Tuesday, March 15, 2011

Larry White: The Threat to Sound Money and the Free Banking Solution

Join the GMU Econ Society & FFF in welcoming GMU Professor of Economics, Lawrence H. White.

Date: Monday, April 4th
5:30 pm – Free Pizza
6:00 pm – Talk with Q&A
7:30 pm – Social Hour at Brion’s Grille (across the street from George Mason)

Student Union Building II - Rooms 5-7
4450 Rivanna River Lane
Fairfax, VA

Topic: The Threat to Sound Money and the Free Banking Solution

Lawrence H. White specializes in the theory and history of banking and money. He received his A.B. from Harvard and his Ph.D. from the University of California, Los Angeles. He previously taught at New York University, the University of Georgia, and the University of Missouri - St. Louis.

Professor White is the author of The Theory of Monetary Institutions (1999), Free Banking in Britain (2nd ed., 1995), and Competition and Currency (1989). He is the editor of The History of Gold and Silver (3 vols., 2000), Free Banking (3 vols., 1993), and other volumes. His articles on monetary theory and banking history have appeared in the American Economic Review, the Journal of Economic Literature, the Journal of Money, Credit, and Banking, and other leading professional journals.
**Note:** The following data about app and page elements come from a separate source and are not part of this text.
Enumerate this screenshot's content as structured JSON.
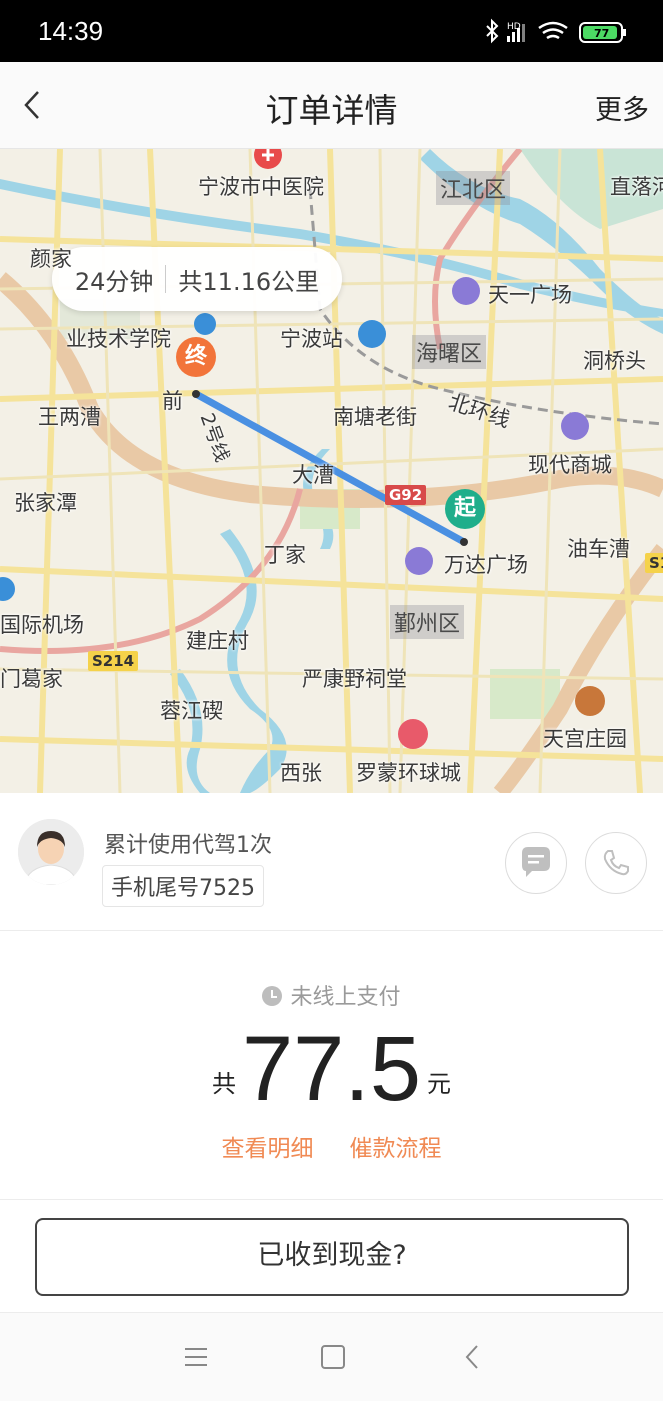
{
  "status_bar": {
    "time": "14:39",
    "battery": "77",
    "network": "HD"
  },
  "nav": {
    "title": "订单详情",
    "more": "更多"
  },
  "map": {
    "route_duration": "24分钟",
    "route_distance": "共11.16公里",
    "marker_start": "起",
    "marker_end": "终",
    "labels": {
      "hospital": "宁波市中医院",
      "jiangbei": "江北区",
      "zhiluo": "直落河",
      "yan": "颜家",
      "tianyi": "天一广场",
      "college": "业技术学院",
      "station": "宁波站",
      "haishu": "海曙区",
      "dongqiaotou": "洞桥头",
      "qian": "前",
      "wangliang": "王两漕",
      "nantang": "南塘老街",
      "beihuan": "北环线",
      "line2": "2号线",
      "modern_mall": "现代商城",
      "dali": "大漕",
      "zhangjia": "张家潭",
      "g92": "G92",
      "youcheqi": "油车漕",
      "dingjia": "丁家",
      "wanda": "万达广场",
      "airport": "国际机场",
      "yinzhou": "鄞州区",
      "jianzhuang": "建庄村",
      "gejia": "门葛家",
      "s214": "S214",
      "yankang": "严康野祠堂",
      "rongjiang": "蓉江碶",
      "tiangong": "天宫庄园",
      "xizhang": "西张",
      "luomeng": "罗蒙环球城",
      "s1": "S1"
    }
  },
  "driver": {
    "usage": "累计使用代驾1次",
    "phone_tail": "手机尾号7525",
    "icons": {
      "chat": "chat-icon",
      "call": "phone-icon"
    }
  },
  "payment": {
    "status": "未线上支付",
    "prefix": "共",
    "amount": "77.5",
    "unit": "元",
    "detail_link": "查看明细",
    "collect_link": "催款流程"
  },
  "cash_button": "已收到现金?",
  "colors": {
    "accent": "#f08a54",
    "start_marker": "#1fae8b",
    "end_marker": "#f2743a",
    "route": "#4a90e2"
  }
}
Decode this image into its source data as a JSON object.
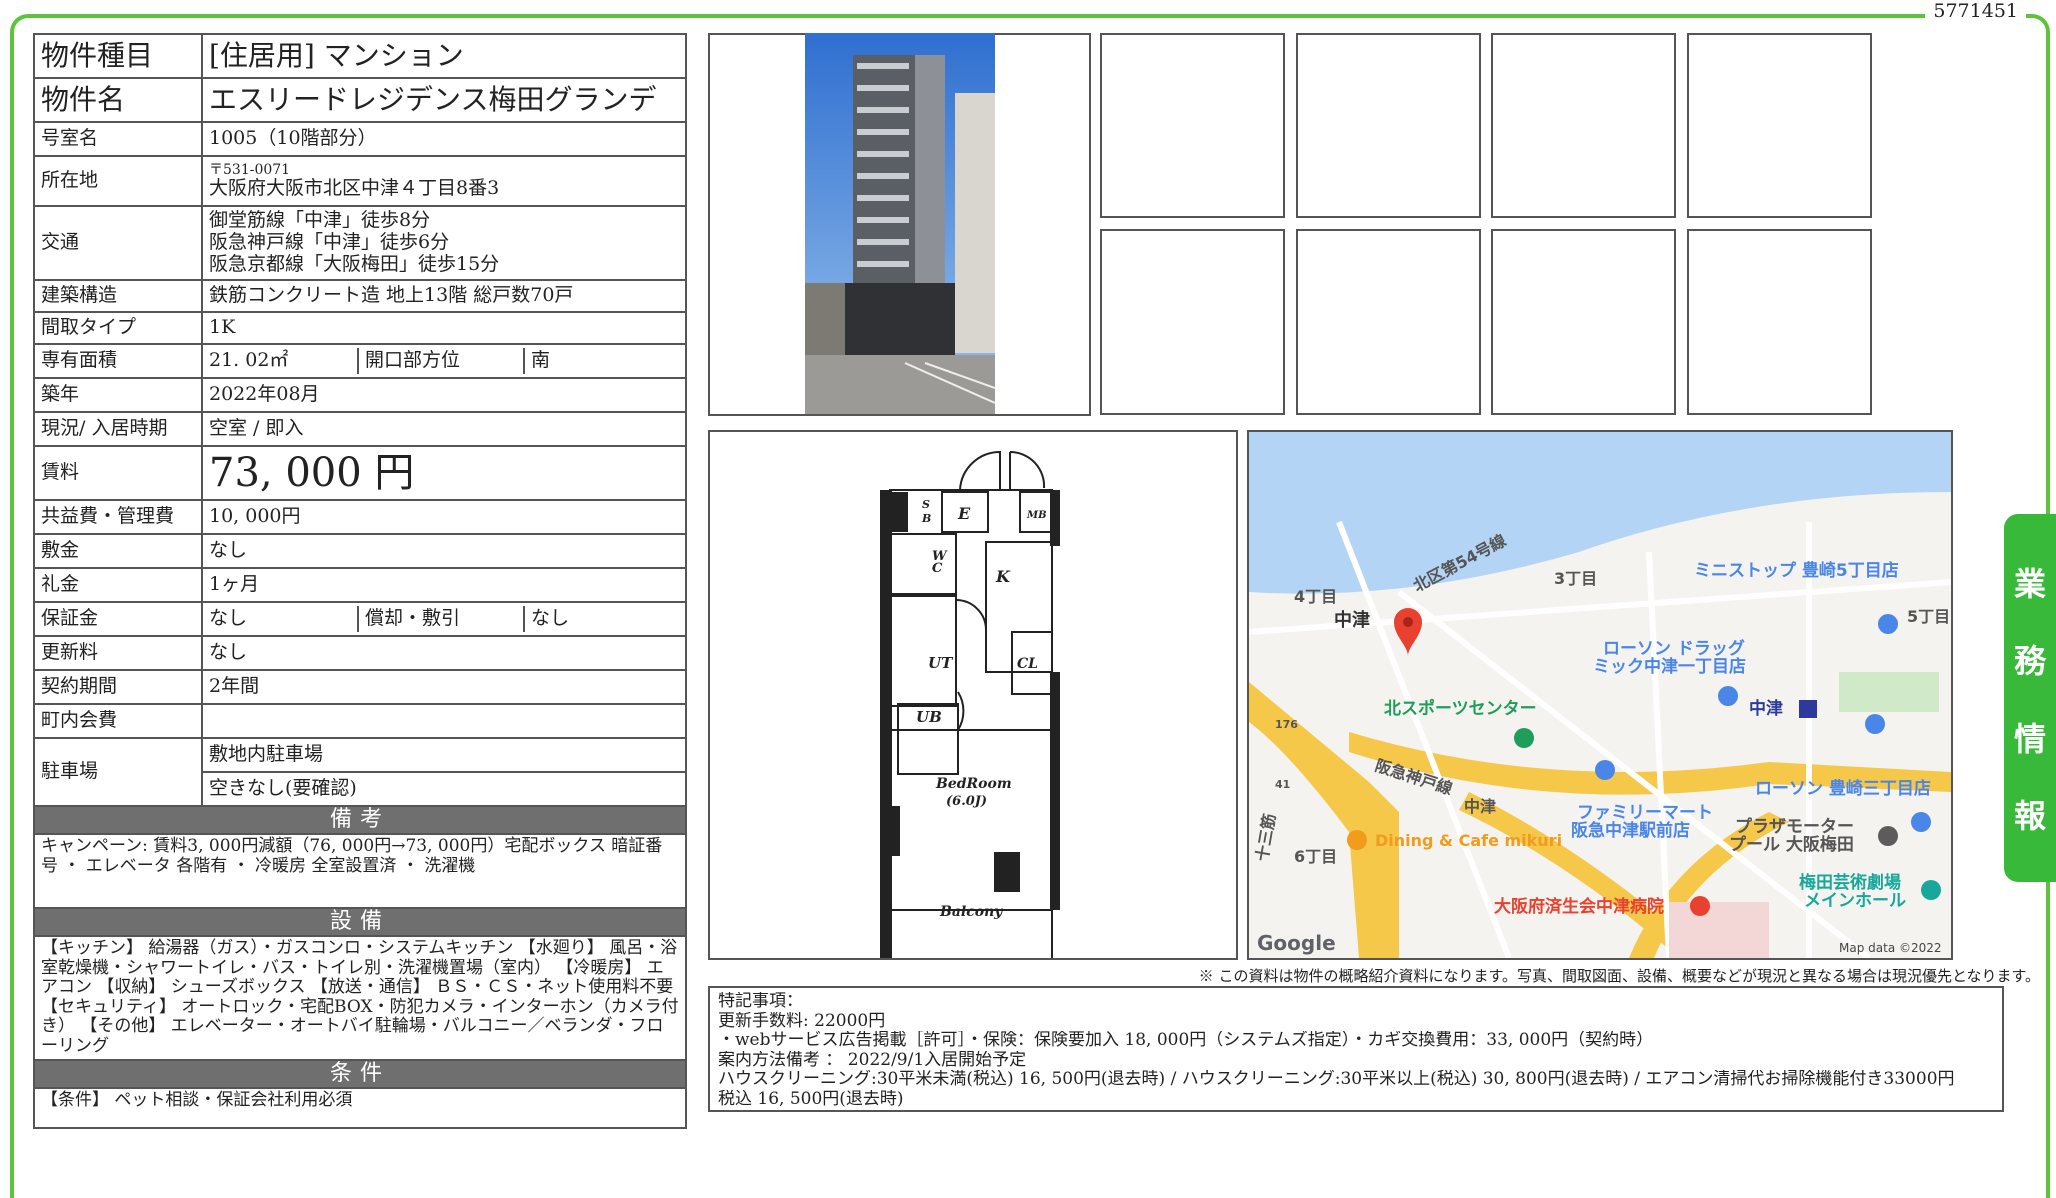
{
  "doc_id": "5771451",
  "side_tab": [
    "業",
    "務",
    "情",
    "報"
  ],
  "property": {
    "type_label": "物件種目",
    "type_value": "[住居用] マンション",
    "name_label": "物件名",
    "name_value": "エスリードレジデンス梅田グランデ",
    "room_label": "号室名",
    "room_value": "1005（10階部分）",
    "address_label": "所在地",
    "postal": "〒531-0071",
    "address": "大阪府大阪市北区中津４丁目8番3",
    "transit_label": "交通",
    "transit": [
      "御堂筋線「中津」徒歩8分",
      "阪急神戸線「中津」徒歩6分",
      "阪急京都線「大阪梅田」徒歩15分"
    ],
    "structure_label": "建築構造",
    "structure_value": "鉄筋コンクリート造 地上13階 総戸数70戸",
    "layout_label": "間取タイプ",
    "layout_value": "1K",
    "area_label": "専有面積",
    "area_value": "21. 02㎡",
    "direction_label": "開口部方位",
    "direction_value": "南",
    "built_label": "築年",
    "built_value": "2022年08月",
    "status_label": "現況/ 入居時期",
    "status_value": "空室 / 即入",
    "rent_label": "賃料",
    "rent_value": "73, 000 円",
    "fee_label": "共益費・管理費",
    "fee_value": "10, 000円",
    "deposit_label": "敷金",
    "deposit_value": "なし",
    "keymoney_label": "礼金",
    "keymoney_value": "1ヶ月",
    "guarantee_label": "保証金",
    "guarantee_value": "なし",
    "amort_label": "償却・敷引",
    "amort_value": "なし",
    "renewal_label": "更新料",
    "renewal_value": "なし",
    "contract_label": "契約期間",
    "contract_value": "2年間",
    "community_label": "町内会費",
    "community_value": "",
    "parking_label": "駐車場",
    "parking_value1": "敷地内駐車場",
    "parking_value2": "空きなし(要確認)"
  },
  "remarks": {
    "header": "備考",
    "text": "キャンペーン: 賃料3, 000円減額（76, 000円→73, 000円）宅配ボックス 暗証番号 ・ エレベータ 各階有 ・ 冷暖房 全室設置済 ・ 洗濯機"
  },
  "equipment": {
    "header": "設備",
    "text": "【キッチン】 給湯器（ガス）・ガスコンロ・システムキッチン 【水廻り】 風呂・浴室乾燥機・シャワートイレ・バス・トイレ別・洗濯機置場（室内） 【冷暖房】 エアコン 【収納】 シューズボックス 【放送・通信】 ＢＳ・ＣＳ・ネット使用料不要 【セキュリティ】 オートロック・宅配BOX・防犯カメラ・インターホン（カメラ付き） 【その他】 エレベーター・オートバイ駐輪場・バルコニー／ベランダ・フローリング"
  },
  "conditions": {
    "header": "条件",
    "text": "【条件】 ペット相談・保証会社利用必須"
  },
  "floorplan": {
    "sb": "S\nB",
    "e": "E",
    "mb": "MB",
    "wc": "W\nC",
    "k": "K",
    "ut": "UT",
    "ub": "UB",
    "cl": "CL",
    "bedroom": "BedRoom",
    "bedroom_size": "(6.0J)",
    "balcony": "Balcony"
  },
  "map": {
    "labels": [
      "北区第54号線",
      "3丁目",
      "4丁目",
      "中津",
      "ミニストップ 豊崎5丁目店",
      "5丁目",
      "ローソン ドラッグ",
      "ミック中津一丁目店",
      "北スポーツセンター",
      "中津",
      "阪急神戸線",
      "中津",
      "ファミリーマート",
      "阪急中津駅前店",
      "ローソン 豊崎三丁目店",
      "プラザモーター",
      "プール 大阪梅田",
      "十三筋",
      "6丁目",
      "Dining & Cafe mikuri",
      "梅田芸術劇場",
      "メインホール",
      "大阪府済生会中津病院",
      "176",
      "41"
    ],
    "google": "Google",
    "credit": "Map data ©2022",
    "colors": {
      "water": "#b3d4f5",
      "land": "#f4f3ef",
      "highway": "#f5c84a",
      "pin": "#e8412f"
    }
  },
  "disclaimer": "※ この資料は物件の概略紹介資料になります。写真、間取図面、設備、概要などが現況と異なる場合は現況優先となります。",
  "special_notes": [
    "特記事項：",
    "更新手数料: 22000円",
    "・webサービス広告掲載［許可］・保険：保険要加入 18, 000円（システムズ指定）・カギ交換費用：33, 000円（契約時）",
    "案内方法備考 ： 2022/9/1入居開始予定",
    "ハウスクリーニング:30平米未満(税込) 16, 500円(退去時) / ハウスクリーニング:30平米以上(税込) 30, 800円(退去時) / エアコン清掃代お掃除機能付き33000円",
    "税込 16, 500円(退去時)"
  ]
}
In 2008 he received the Distinguished Scholar Award of the Association for Private Enterprise Education. He has been a visiting research fellow at the American Institute for Economic Research, a visiting lecturer at the Swiss National Bank, and a visiting scholar at the Federal Reserve Bank of Atlanta. Professor White is a co-editor of Econ Journal Watch and a member of the board of associate editors of the Review of Austrian Economics. He is a contributing editor to the Foundation for Economic Education's magazine The Freeman and an adjunct scholar of the Cato Institute.

1 comment:

Ben the Promotional Guru said...

Any discussion about the principles of sound money is useful in the age of spending & taxation. Plan B, a solution written by Lester Brown, looks at the complications caused by taxes on productivity instead of consumption, & offers remedies to correct the economic imbalances that method of taxation causes. Although it does not compare the advantages of localized economies over global trade, it at least identifies the root cause of excess consumption & lack-luster economic growth: tax policy.